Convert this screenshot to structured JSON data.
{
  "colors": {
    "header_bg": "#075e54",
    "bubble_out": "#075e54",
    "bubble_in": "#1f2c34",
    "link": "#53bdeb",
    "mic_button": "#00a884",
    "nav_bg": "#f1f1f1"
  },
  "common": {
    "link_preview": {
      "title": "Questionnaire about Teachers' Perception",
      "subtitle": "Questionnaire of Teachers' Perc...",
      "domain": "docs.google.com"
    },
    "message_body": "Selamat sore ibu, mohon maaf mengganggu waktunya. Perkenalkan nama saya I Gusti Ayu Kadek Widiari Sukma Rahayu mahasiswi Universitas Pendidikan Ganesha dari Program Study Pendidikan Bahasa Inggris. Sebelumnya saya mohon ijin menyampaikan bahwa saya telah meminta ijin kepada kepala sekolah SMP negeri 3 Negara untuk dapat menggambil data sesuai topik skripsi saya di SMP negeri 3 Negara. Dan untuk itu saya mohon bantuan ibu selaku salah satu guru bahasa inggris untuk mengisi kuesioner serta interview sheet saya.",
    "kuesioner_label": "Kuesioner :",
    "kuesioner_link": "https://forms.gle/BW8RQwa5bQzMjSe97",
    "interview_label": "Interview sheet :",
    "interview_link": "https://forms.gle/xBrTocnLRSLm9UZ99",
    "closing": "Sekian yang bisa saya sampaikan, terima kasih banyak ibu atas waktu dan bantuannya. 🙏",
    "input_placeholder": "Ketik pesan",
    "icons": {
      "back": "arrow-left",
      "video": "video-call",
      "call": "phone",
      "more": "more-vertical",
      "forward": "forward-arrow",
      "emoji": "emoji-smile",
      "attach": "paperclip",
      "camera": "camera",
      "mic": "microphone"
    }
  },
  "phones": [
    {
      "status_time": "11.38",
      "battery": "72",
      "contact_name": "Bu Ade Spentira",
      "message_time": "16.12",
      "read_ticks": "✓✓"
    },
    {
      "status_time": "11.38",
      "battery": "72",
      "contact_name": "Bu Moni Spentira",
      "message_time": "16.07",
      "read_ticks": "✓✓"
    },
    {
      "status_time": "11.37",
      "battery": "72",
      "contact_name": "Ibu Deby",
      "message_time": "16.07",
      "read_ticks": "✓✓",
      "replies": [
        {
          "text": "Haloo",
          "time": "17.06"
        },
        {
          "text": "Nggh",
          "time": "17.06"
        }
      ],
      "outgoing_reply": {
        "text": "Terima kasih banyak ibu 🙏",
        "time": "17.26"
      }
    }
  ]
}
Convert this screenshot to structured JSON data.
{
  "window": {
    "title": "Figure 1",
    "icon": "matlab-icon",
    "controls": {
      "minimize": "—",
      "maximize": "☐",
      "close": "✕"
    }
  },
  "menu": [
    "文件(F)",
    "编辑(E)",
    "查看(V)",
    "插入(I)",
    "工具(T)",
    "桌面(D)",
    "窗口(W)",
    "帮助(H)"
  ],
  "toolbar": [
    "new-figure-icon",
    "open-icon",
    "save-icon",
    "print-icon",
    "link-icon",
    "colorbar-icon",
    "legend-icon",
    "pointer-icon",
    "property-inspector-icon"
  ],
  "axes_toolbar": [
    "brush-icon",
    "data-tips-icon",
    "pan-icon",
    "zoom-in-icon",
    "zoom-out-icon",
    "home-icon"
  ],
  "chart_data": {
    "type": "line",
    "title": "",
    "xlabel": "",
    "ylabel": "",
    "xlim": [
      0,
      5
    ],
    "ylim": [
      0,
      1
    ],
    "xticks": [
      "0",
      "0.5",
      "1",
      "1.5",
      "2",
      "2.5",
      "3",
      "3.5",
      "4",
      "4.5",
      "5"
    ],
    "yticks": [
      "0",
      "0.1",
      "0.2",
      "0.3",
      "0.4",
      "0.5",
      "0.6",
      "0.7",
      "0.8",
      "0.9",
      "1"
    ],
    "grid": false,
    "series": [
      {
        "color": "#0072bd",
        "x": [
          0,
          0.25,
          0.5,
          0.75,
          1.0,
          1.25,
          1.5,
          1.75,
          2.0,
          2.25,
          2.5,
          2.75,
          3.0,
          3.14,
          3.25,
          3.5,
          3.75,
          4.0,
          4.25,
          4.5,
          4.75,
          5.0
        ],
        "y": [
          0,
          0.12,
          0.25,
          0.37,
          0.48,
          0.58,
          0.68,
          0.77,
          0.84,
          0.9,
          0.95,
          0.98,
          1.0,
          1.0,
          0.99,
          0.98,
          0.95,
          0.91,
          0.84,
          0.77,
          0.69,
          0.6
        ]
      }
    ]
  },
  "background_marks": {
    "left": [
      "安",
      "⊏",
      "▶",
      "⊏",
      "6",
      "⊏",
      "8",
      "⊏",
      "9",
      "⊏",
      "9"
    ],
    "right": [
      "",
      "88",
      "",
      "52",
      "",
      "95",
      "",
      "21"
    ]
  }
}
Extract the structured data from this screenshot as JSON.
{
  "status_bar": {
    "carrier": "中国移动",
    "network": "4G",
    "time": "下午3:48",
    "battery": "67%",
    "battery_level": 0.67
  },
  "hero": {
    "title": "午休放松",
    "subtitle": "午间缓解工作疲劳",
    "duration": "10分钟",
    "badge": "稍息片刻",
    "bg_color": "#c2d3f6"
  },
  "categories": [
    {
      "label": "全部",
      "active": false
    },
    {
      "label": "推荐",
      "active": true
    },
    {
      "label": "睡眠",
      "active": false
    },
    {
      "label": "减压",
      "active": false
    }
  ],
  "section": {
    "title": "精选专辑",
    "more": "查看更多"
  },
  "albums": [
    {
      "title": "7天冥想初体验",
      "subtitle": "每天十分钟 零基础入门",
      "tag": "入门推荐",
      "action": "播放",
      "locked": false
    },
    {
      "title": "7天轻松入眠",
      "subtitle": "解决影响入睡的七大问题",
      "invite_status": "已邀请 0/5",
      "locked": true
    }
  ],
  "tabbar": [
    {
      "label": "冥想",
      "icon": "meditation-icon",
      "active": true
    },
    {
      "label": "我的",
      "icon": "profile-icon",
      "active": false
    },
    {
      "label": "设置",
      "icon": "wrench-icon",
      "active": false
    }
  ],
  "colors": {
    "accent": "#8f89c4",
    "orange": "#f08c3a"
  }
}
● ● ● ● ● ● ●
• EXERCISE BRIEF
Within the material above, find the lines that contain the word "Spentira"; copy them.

• FINAL ANSWER
      "contact_name": "Bu Ade Spentira",
      "contact_name": "Bu Moni Spentira",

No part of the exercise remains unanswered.